= Work to complete =
In the records below, find each line with "Свойства" and copy it.

(Items from a data source)

.....

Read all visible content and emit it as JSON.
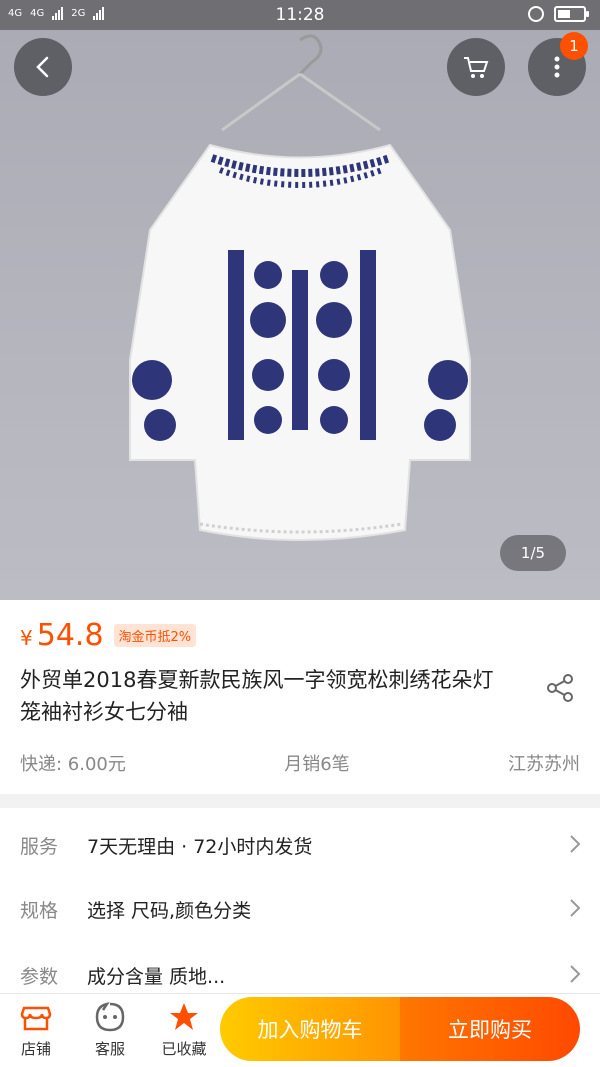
{
  "status_bar": {
    "network_left": "4G",
    "network_mid": "4G",
    "network_right": "2G",
    "time": "11:28"
  },
  "hero": {
    "image_counter": "1/5",
    "cart_badge": "1"
  },
  "product": {
    "currency": "¥",
    "price": "54.8",
    "coin_tag": "淘金币抵2%",
    "title": "外贸单2018春夏新款民族风一字领宽松刺绣花朵灯笼袖衬衫女七分袖",
    "shipping": "快递: 6.00元",
    "monthly_sales": "月销6笔",
    "location": "江苏苏州"
  },
  "options": [
    {
      "label": "服务",
      "value": "7天无理由 · 72小时内发货"
    },
    {
      "label": "规格",
      "value": "选择 尺码,颜色分类"
    },
    {
      "label": "参数",
      "value": "成分含量 质地..."
    }
  ],
  "bottom_bar": {
    "shop": "店铺",
    "service": "客服",
    "favorited": "已收藏",
    "add_to_cart": "加入购物车",
    "buy_now": "立即购买"
  },
  "colors": {
    "accent": "#ff5000",
    "cart_btn": "#ffa800",
    "buy_btn": "#ff5a00"
  }
}
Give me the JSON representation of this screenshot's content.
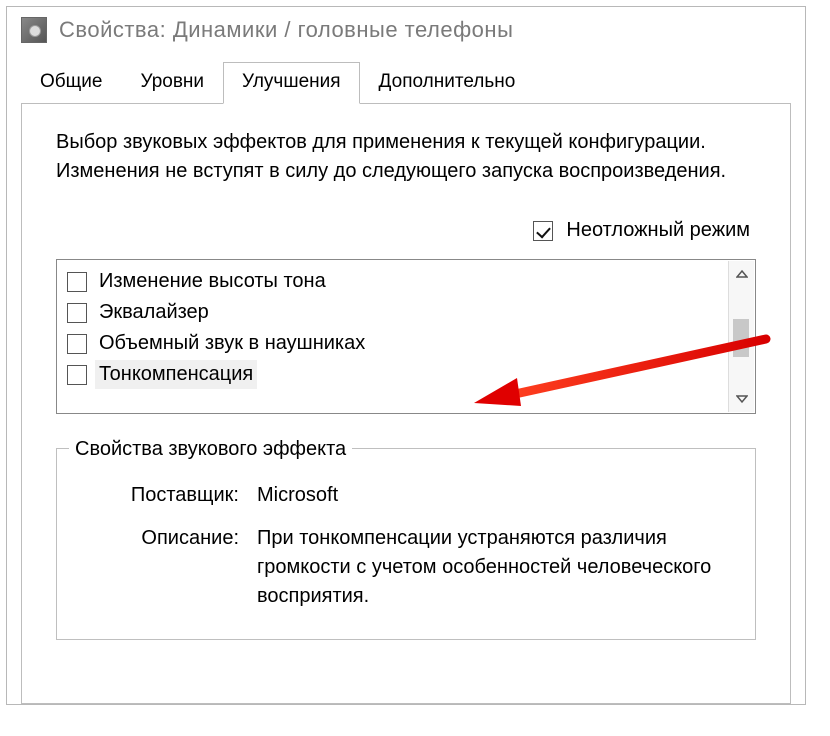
{
  "window": {
    "title": "Свойства: Динамики / головные телефоны"
  },
  "tabs": {
    "items": [
      {
        "label": "Общие"
      },
      {
        "label": "Уровни"
      },
      {
        "label": "Улучшения"
      },
      {
        "label": "Дополнительно"
      }
    ]
  },
  "content": {
    "intro": "Выбор звуковых эффектов для применения к текущей конфигурации. Изменения не вступят в силу до следующего запуска воспроизведения.",
    "urgent_label": "Неотложный режим",
    "effects": [
      {
        "label": "Изменение высоты тона"
      },
      {
        "label": "Эквалайзер"
      },
      {
        "label": "Объемный звук в наушниках"
      },
      {
        "label": "Тонкомпенсация"
      }
    ],
    "group_title": "Свойства звукового эффекта",
    "provider_label": "Поставщик:",
    "provider_value": "Microsoft",
    "desc_label": "Описание:",
    "desc_value": "При тонкомпенсации устраняются различия громкости с учетом особенностей человеческого восприятия."
  }
}
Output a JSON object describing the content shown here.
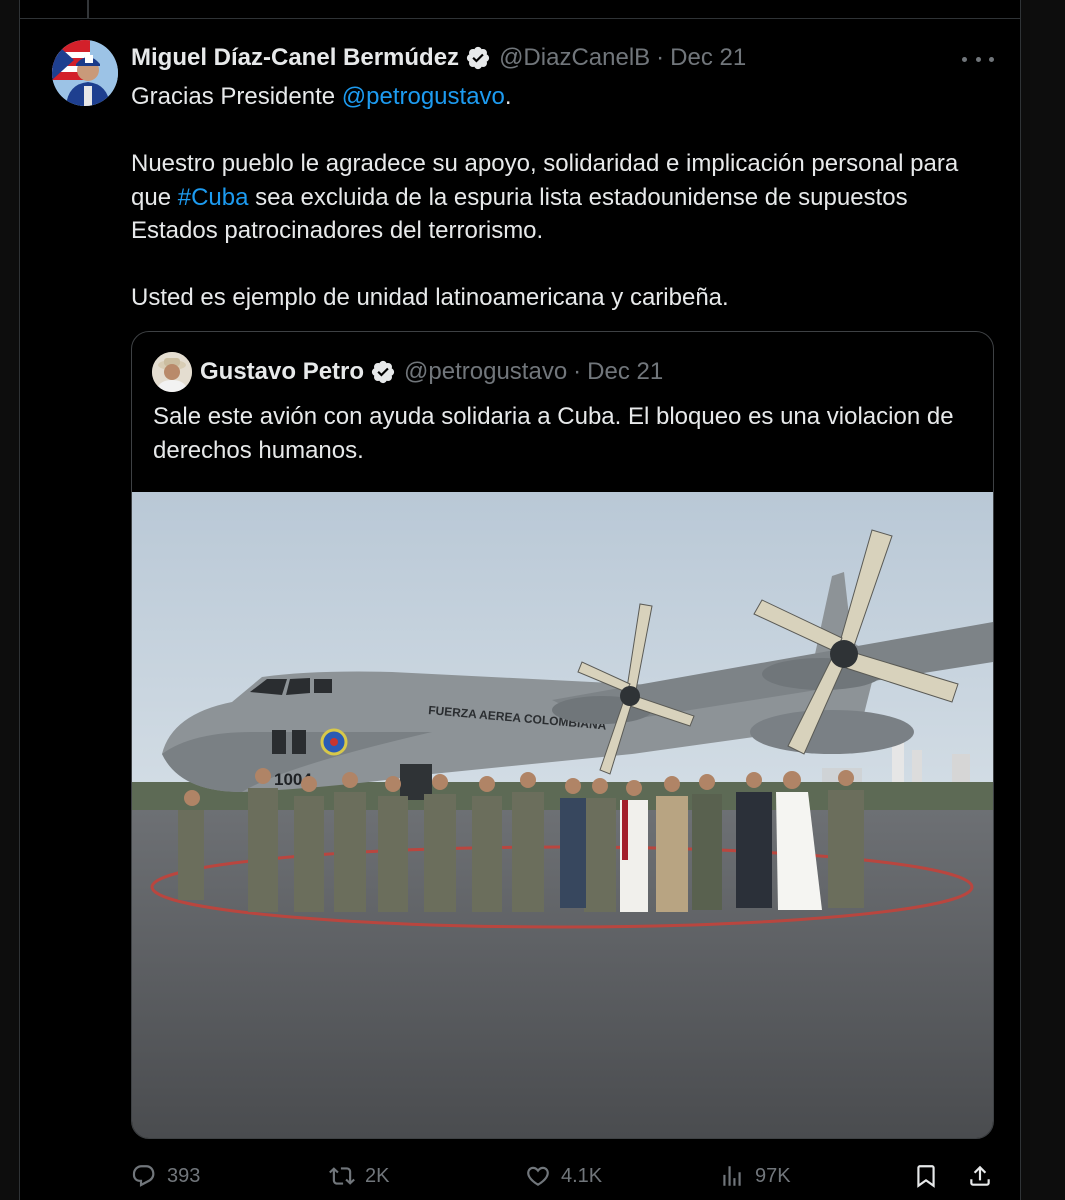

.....

= Answer to this exercise =
    "title": "Свойства: Динамики / головные телефоны"
    "group_title": "Свойства звукового эффекта",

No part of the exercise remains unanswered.